Activity –
Wherever "name" turns up in the entries, copy out the line that holds it.

Data records for software interfaces

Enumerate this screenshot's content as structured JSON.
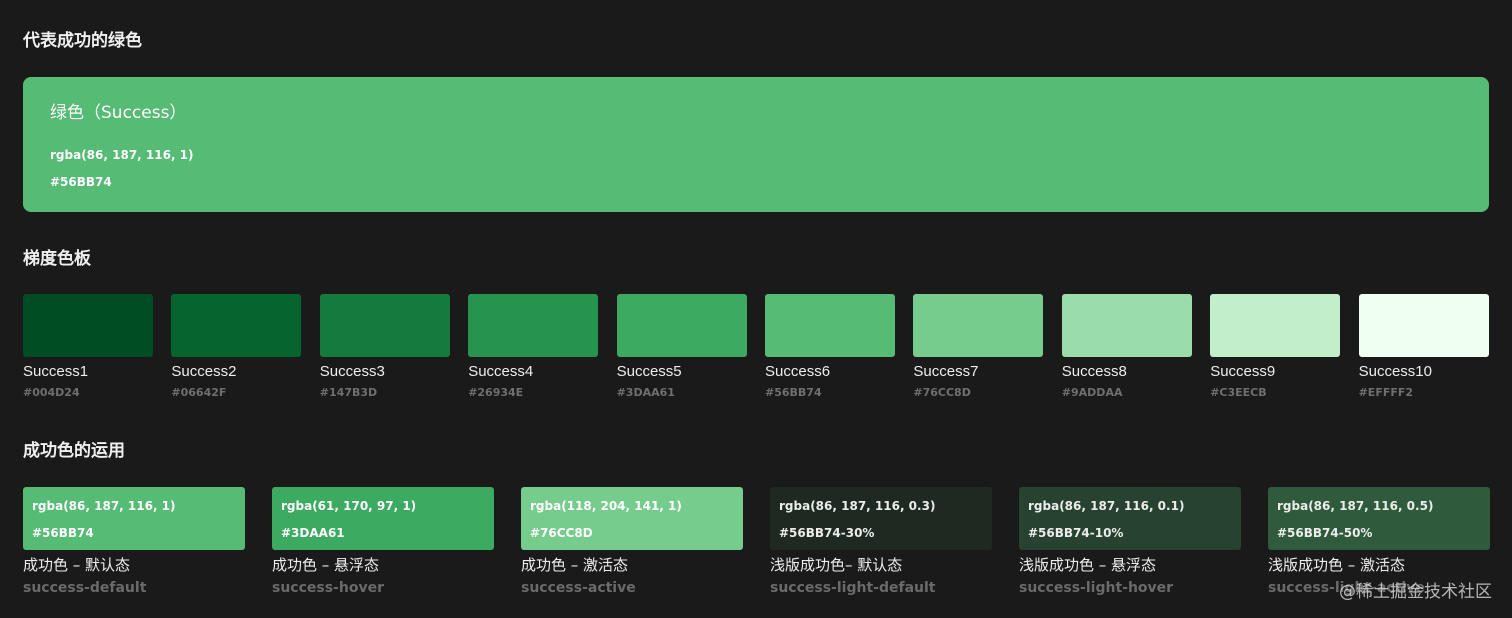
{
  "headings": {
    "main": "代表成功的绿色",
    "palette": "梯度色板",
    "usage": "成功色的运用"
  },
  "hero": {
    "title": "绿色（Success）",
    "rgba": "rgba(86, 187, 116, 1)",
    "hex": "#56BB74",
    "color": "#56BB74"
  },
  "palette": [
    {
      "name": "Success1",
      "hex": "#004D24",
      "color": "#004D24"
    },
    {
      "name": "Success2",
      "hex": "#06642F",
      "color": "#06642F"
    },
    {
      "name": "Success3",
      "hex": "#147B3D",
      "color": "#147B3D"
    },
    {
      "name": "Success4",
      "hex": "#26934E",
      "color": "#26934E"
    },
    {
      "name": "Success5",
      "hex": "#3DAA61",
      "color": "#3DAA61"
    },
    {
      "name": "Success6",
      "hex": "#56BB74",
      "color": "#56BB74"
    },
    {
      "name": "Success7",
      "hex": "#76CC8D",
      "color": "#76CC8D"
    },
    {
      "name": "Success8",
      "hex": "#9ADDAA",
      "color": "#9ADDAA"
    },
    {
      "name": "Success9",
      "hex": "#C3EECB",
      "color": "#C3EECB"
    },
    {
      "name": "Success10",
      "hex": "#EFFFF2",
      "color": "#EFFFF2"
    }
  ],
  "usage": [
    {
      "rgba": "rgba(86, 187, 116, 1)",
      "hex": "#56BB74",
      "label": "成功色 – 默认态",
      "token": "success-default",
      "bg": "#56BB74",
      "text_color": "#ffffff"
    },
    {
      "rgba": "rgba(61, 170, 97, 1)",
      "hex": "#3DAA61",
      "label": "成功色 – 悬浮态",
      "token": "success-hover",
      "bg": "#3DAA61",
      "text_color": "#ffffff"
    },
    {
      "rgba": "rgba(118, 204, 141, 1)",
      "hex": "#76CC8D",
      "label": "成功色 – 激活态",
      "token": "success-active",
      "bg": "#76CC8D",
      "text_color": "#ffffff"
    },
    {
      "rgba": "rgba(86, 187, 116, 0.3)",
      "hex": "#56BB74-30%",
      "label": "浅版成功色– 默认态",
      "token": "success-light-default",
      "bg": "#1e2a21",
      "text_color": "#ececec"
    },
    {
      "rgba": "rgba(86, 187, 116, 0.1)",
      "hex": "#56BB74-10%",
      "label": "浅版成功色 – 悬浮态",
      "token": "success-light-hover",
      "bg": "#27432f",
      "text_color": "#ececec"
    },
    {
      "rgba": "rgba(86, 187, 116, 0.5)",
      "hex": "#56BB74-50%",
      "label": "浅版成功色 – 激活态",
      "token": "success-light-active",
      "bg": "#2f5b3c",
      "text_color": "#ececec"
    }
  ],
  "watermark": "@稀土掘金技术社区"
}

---

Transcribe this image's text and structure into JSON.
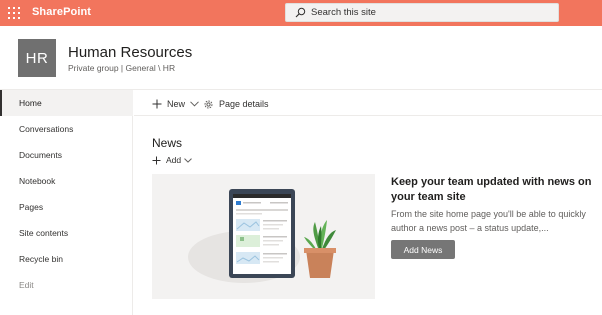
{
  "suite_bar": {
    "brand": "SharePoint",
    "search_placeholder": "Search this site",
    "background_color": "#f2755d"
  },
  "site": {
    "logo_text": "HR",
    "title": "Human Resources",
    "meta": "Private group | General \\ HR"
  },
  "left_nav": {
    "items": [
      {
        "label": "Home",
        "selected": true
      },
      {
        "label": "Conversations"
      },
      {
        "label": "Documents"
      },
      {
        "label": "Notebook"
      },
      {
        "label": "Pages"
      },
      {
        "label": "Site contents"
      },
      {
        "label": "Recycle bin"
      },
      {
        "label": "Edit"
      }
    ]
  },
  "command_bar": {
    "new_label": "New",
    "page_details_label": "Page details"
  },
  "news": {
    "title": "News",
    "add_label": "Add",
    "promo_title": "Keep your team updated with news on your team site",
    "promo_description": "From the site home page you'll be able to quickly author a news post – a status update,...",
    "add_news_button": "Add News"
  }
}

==

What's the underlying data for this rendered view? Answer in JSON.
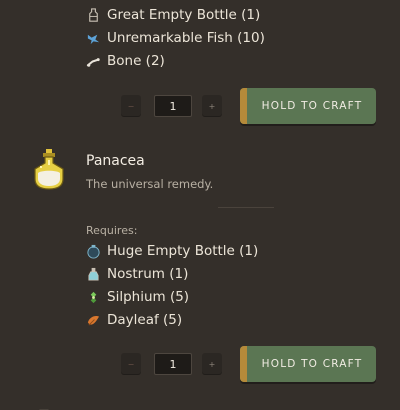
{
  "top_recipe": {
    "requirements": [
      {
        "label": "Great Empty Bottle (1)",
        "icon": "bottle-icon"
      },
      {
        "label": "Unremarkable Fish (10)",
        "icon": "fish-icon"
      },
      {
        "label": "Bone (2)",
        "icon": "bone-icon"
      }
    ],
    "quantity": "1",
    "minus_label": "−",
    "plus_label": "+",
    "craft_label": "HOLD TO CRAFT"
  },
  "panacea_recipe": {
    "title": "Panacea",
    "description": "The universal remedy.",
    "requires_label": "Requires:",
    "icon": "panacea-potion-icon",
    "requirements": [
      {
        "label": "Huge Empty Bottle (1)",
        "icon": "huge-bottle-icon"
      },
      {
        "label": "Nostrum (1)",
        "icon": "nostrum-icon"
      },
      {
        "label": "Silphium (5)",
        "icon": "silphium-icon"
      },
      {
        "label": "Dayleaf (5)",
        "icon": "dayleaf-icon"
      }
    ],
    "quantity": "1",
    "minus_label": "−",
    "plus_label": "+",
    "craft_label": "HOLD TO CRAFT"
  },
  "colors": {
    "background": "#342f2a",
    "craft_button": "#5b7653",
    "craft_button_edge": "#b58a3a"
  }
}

Exercise solution –
      "name": "Success1",
      "name": "Success2",
      "name": "Success3",
      "name": "Success4",
      "name": "Success5",
      "name": "Success6",
      "name": "Success7",
      "name": "Success8",
      "name": "Success9",
      "name": "Success10",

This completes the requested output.